◆ DATA PROVIDED:
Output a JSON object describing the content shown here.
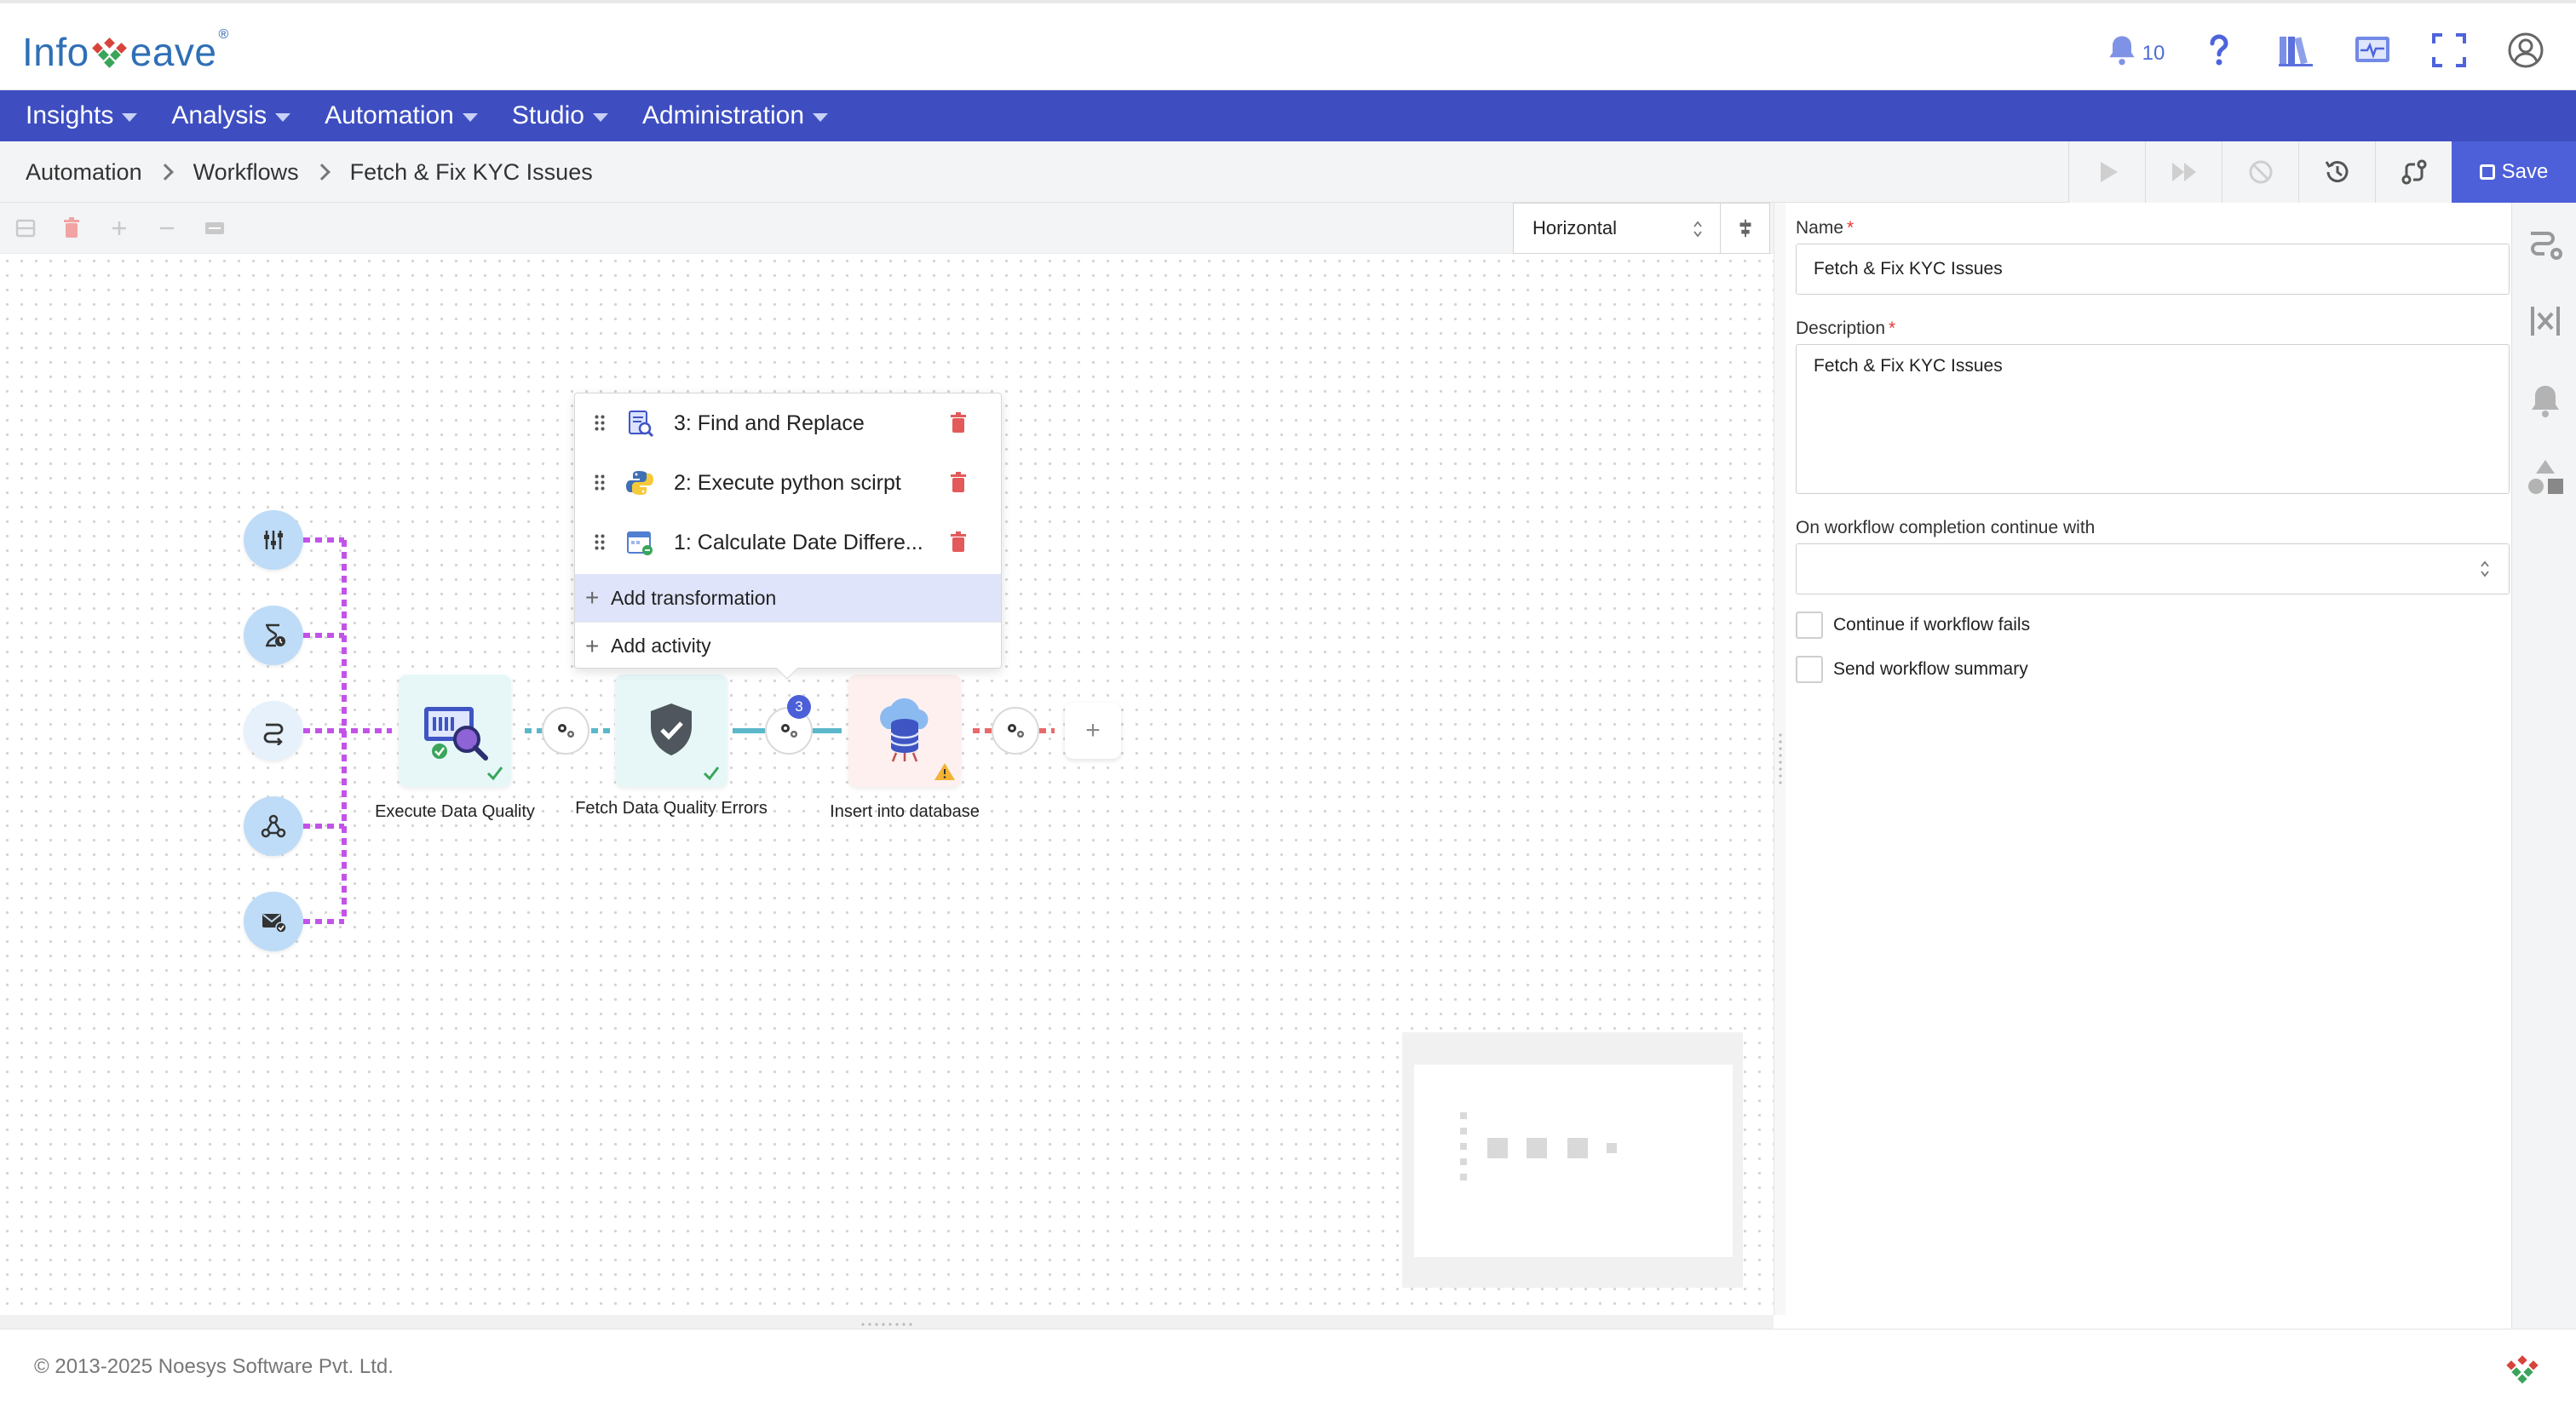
{
  "brand": {
    "logo_pre": "Info",
    "logo_post": "eave",
    "logo_tm": "®"
  },
  "header": {
    "notifications_count": "10"
  },
  "nav": {
    "items": [
      {
        "label": "Insights"
      },
      {
        "label": "Analysis"
      },
      {
        "label": "Automation"
      },
      {
        "label": "Studio"
      },
      {
        "label": "Administration"
      }
    ]
  },
  "breadcrumb": {
    "items": [
      "Automation",
      "Workflows",
      "Fetch & Fix KYC Issues"
    ]
  },
  "actions": {
    "save_label": "Save"
  },
  "canvas": {
    "orientation_value": "Horizontal",
    "nodes": {
      "n1": {
        "label": "Execute Data Quality"
      },
      "n2": {
        "label": "Fetch Data Quality Errors"
      },
      "n3": {
        "label": "Insert into database"
      }
    },
    "transform_count": "3",
    "add_plus": "+",
    "popup": {
      "transformations": [
        {
          "label": "3: Find and Replace"
        },
        {
          "label": "2: Execute python scirpt"
        },
        {
          "label": "1: Calculate Date Differe..."
        }
      ],
      "add_transformation": "Add transformation",
      "add_activity": "Add activity"
    }
  },
  "panel": {
    "name_label": "Name",
    "name_value": "Fetch & Fix KYC Issues",
    "description_label": "Description",
    "description_value": "Fetch & Fix KYC Issues",
    "required_mark": "*",
    "completion_label": "On workflow completion continue with",
    "completion_value": "",
    "continue_if_fails": "Continue if workflow fails",
    "send_summary": "Send workflow summary"
  },
  "footer": {
    "copyright": "© 2013-2025 Noesys Software Pvt. Ltd."
  },
  "colors": {
    "nav_bg": "#3e4ec1",
    "save_bg": "#4d5fd9",
    "trigger_bg": "#bedcf7",
    "dotted_purple": "#c353e8",
    "link_teal": "#5bb7c9",
    "link_red": "#e86a6a",
    "delete_red": "#e35a5a"
  }
}
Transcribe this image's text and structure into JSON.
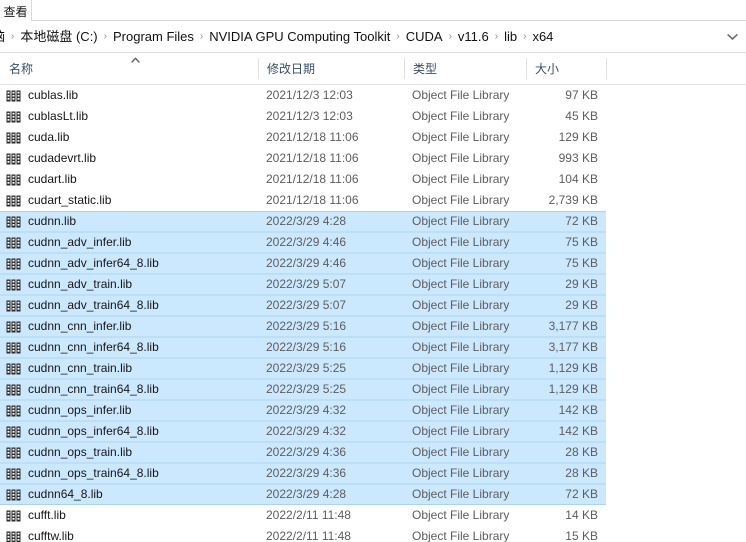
{
  "window": {
    "ribbon_tab_label": "查看",
    "accent_selection_color": "#cce8ff",
    "selection_border_color": "#a8d4f0"
  },
  "address_bar": {
    "dropdown_icon": "chevron-down-icon",
    "separator": "›",
    "crumbs": [
      {
        "label": "脑"
      },
      {
        "label": "本地磁盘 (C:)"
      },
      {
        "label": "Program Files"
      },
      {
        "label": "NVIDIA GPU Computing Toolkit"
      },
      {
        "label": "CUDA"
      },
      {
        "label": "v11.6"
      },
      {
        "label": "lib"
      },
      {
        "label": "x64"
      }
    ]
  },
  "columns": {
    "name": "名称",
    "date_modified": "修改日期",
    "type": "类型",
    "size": "大小",
    "sort_caret": "⌃"
  },
  "files": [
    {
      "name": "cublas.lib",
      "date": "2021/12/3 12:03",
      "type": "Object File Library",
      "size": "97 KB",
      "selected": false,
      "icon": "library-icon"
    },
    {
      "name": "cublasLt.lib",
      "date": "2021/12/3 12:03",
      "type": "Object File Library",
      "size": "45 KB",
      "selected": false,
      "icon": "library-icon"
    },
    {
      "name": "cuda.lib",
      "date": "2021/12/18 11:06",
      "type": "Object File Library",
      "size": "129 KB",
      "selected": false,
      "icon": "library-icon"
    },
    {
      "name": "cudadevrt.lib",
      "date": "2021/12/18 11:06",
      "type": "Object File Library",
      "size": "993 KB",
      "selected": false,
      "icon": "library-icon"
    },
    {
      "name": "cudart.lib",
      "date": "2021/12/18 11:06",
      "type": "Object File Library",
      "size": "104 KB",
      "selected": false,
      "icon": "library-icon"
    },
    {
      "name": "cudart_static.lib",
      "date": "2021/12/18 11:06",
      "type": "Object File Library",
      "size": "2,739 KB",
      "selected": false,
      "icon": "library-icon"
    },
    {
      "name": "cudnn.lib",
      "date": "2022/3/29 4:28",
      "type": "Object File Library",
      "size": "72 KB",
      "selected": true,
      "icon": "library-icon"
    },
    {
      "name": "cudnn_adv_infer.lib",
      "date": "2022/3/29 4:46",
      "type": "Object File Library",
      "size": "75 KB",
      "selected": true,
      "icon": "library-icon"
    },
    {
      "name": "cudnn_adv_infer64_8.lib",
      "date": "2022/3/29 4:46",
      "type": "Object File Library",
      "size": "75 KB",
      "selected": true,
      "icon": "library-icon"
    },
    {
      "name": "cudnn_adv_train.lib",
      "date": "2022/3/29 5:07",
      "type": "Object File Library",
      "size": "29 KB",
      "selected": true,
      "icon": "library-icon"
    },
    {
      "name": "cudnn_adv_train64_8.lib",
      "date": "2022/3/29 5:07",
      "type": "Object File Library",
      "size": "29 KB",
      "selected": true,
      "icon": "library-icon"
    },
    {
      "name": "cudnn_cnn_infer.lib",
      "date": "2022/3/29 5:16",
      "type": "Object File Library",
      "size": "3,177 KB",
      "selected": true,
      "icon": "library-icon"
    },
    {
      "name": "cudnn_cnn_infer64_8.lib",
      "date": "2022/3/29 5:16",
      "type": "Object File Library",
      "size": "3,177 KB",
      "selected": true,
      "icon": "library-icon"
    },
    {
      "name": "cudnn_cnn_train.lib",
      "date": "2022/3/29 5:25",
      "type": "Object File Library",
      "size": "1,129 KB",
      "selected": true,
      "icon": "library-icon"
    },
    {
      "name": "cudnn_cnn_train64_8.lib",
      "date": "2022/3/29 5:25",
      "type": "Object File Library",
      "size": "1,129 KB",
      "selected": true,
      "icon": "library-icon"
    },
    {
      "name": "cudnn_ops_infer.lib",
      "date": "2022/3/29 4:32",
      "type": "Object File Library",
      "size": "142 KB",
      "selected": true,
      "icon": "library-icon"
    },
    {
      "name": "cudnn_ops_infer64_8.lib",
      "date": "2022/3/29 4:32",
      "type": "Object File Library",
      "size": "142 KB",
      "selected": true,
      "icon": "library-icon"
    },
    {
      "name": "cudnn_ops_train.lib",
      "date": "2022/3/29 4:36",
      "type": "Object File Library",
      "size": "28 KB",
      "selected": true,
      "icon": "library-icon"
    },
    {
      "name": "cudnn_ops_train64_8.lib",
      "date": "2022/3/29 4:36",
      "type": "Object File Library",
      "size": "28 KB",
      "selected": true,
      "icon": "library-icon"
    },
    {
      "name": "cudnn64_8.lib",
      "date": "2022/3/29 4:28",
      "type": "Object File Library",
      "size": "72 KB",
      "selected": true,
      "icon": "library-icon"
    },
    {
      "name": "cufft.lib",
      "date": "2022/2/11 11:48",
      "type": "Object File Library",
      "size": "14 KB",
      "selected": false,
      "icon": "library-icon"
    },
    {
      "name": "cufftw.lib",
      "date": "2022/2/11 11:48",
      "type": "Object File Library",
      "size": "15 KB",
      "selected": false,
      "icon": "library-icon"
    }
  ]
}
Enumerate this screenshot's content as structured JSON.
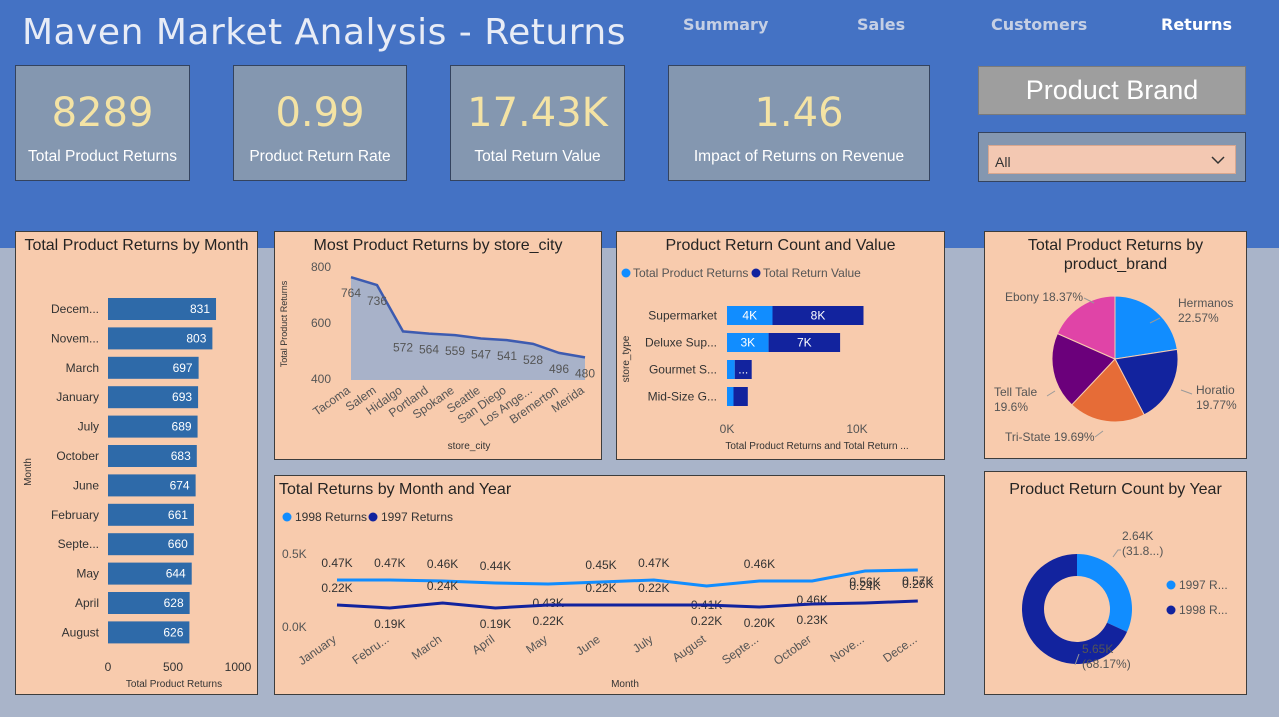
{
  "header": {
    "title": "Maven Market Analysis - Returns"
  },
  "nav": [
    "Summary",
    "Sales",
    "Customers",
    "Returns"
  ],
  "kpis": [
    {
      "value": "8289",
      "label": "Total Product Returns"
    },
    {
      "value": "0.99",
      "label": "Product Return Rate"
    },
    {
      "value": "17.43K",
      "label": "Total Return Value"
    },
    {
      "value": "1.46",
      "label": "Impact of Returns on Revenue"
    }
  ],
  "slicer": {
    "title": "Product Brand",
    "selected": "All"
  },
  "colors": {
    "header": "#4472c4",
    "panel": "#f8cbad",
    "bar": "#2e6aa9",
    "light_blue": "#118dff",
    "dark_blue": "#12239e"
  },
  "chart_data": [
    {
      "type": "bar",
      "title": "Total Product Returns by Month",
      "xlabel": "Total Product Returns",
      "ylabel": "Month",
      "categories": [
        "Decem...",
        "Novem...",
        "March",
        "January",
        "July",
        "October",
        "June",
        "February",
        "Septe...",
        "May",
        "April",
        "August"
      ],
      "values": [
        831,
        803,
        697,
        693,
        689,
        683,
        674,
        661,
        660,
        644,
        628,
        626
      ],
      "x_ticks": [
        "0",
        "500",
        "1000"
      ],
      "xlim": [
        0,
        1000
      ]
    },
    {
      "type": "area",
      "title": "Most Product Returns by store_city",
      "xlabel": "store_city",
      "ylabel": "Total Product Returns",
      "categories": [
        "Tacoma",
        "Salem",
        "Hidalgo",
        "Portland",
        "Spokane",
        "Seattle",
        "San Diego",
        "Los Ange...",
        "Bremerton",
        "Merida"
      ],
      "values": [
        764,
        736,
        572,
        564,
        559,
        547,
        541,
        528,
        496,
        480
      ],
      "y_ticks": [
        "800",
        "600",
        "400"
      ],
      "ylim": [
        400,
        800
      ]
    },
    {
      "type": "bar",
      "title": "Product Return Count and Value",
      "ylabel": "store_type",
      "xlabel": "Total Product Returns and Total Return ...",
      "categories": [
        "Supermarket",
        "Deluxe Sup...",
        "Gourmet S...",
        "Mid-Size G..."
      ],
      "series": [
        {
          "name": "Total Product Returns",
          "values": [
            3500,
            3200,
            600,
            500
          ],
          "labels": [
            "4K",
            "3K",
            "",
            ""
          ]
        },
        {
          "name": "Total Return Value",
          "values": [
            7000,
            5500,
            1300,
            1100
          ],
          "labels": [
            "8K",
            "7K",
            "...",
            ""
          ]
        }
      ],
      "x_ticks": [
        "0K",
        "10K"
      ],
      "xlim": [
        0,
        14000
      ]
    },
    {
      "type": "pie",
      "title": "Total Product Returns by product_brand",
      "slices": [
        {
          "name": "Hermanos",
          "pct": "22.57%",
          "value": 22.57
        },
        {
          "name": "Horatio",
          "pct": "19.77%",
          "value": 19.77
        },
        {
          "name": "Tri-State",
          "pct": "19.69%",
          "value": 19.69
        },
        {
          "name": "Tell Tale",
          "pct": "19.6%",
          "value": 19.6
        },
        {
          "name": "Ebony",
          "pct": "18.37%",
          "value": 18.37
        }
      ]
    },
    {
      "type": "line",
      "title": "Total Returns by Month and Year",
      "xlabel": "Month",
      "categories": [
        "January",
        "Febru...",
        "March",
        "April",
        "May",
        "June",
        "July",
        "August",
        "Septe...",
        "October",
        "Nove...",
        "Dece..."
      ],
      "series": [
        {
          "name": "1998 Returns",
          "values": [
            470,
            470,
            460,
            440,
            430,
            450,
            470,
            410,
            460,
            460,
            560,
            570
          ],
          "labels": [
            "0.47K",
            "0.47K",
            "0.46K",
            "0.44K",
            "0.43K",
            "0.45K",
            "0.47K",
            "0.41K",
            "0.46K",
            "0.46K",
            "0.56K",
            "0.57K"
          ]
        },
        {
          "name": "1997 Returns",
          "values": [
            220,
            190,
            240,
            190,
            220,
            220,
            220,
            220,
            200,
            230,
            240,
            260
          ],
          "labels": [
            "0.22K",
            "0.19K",
            "0.24K",
            "0.19K",
            "0.22K",
            "0.22K",
            "0.22K",
            "0.22K",
            "0.20K",
            "0.23K",
            "0.24K",
            "0.26K"
          ]
        }
      ],
      "y_ticks": [
        "0.5K",
        "0.0K"
      ]
    },
    {
      "type": "pie",
      "title": "Product Return Count by Year",
      "slices": [
        {
          "name": "1997 R...",
          "value_label": "2.64K",
          "pct": "(31.8...)",
          "value": 31.83
        },
        {
          "name": "1998 R...",
          "value_label": "5.65K",
          "pct": "(68.17%)",
          "value": 68.17
        }
      ]
    }
  ]
}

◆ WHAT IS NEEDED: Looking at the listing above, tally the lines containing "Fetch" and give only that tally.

◆ REPLY: 4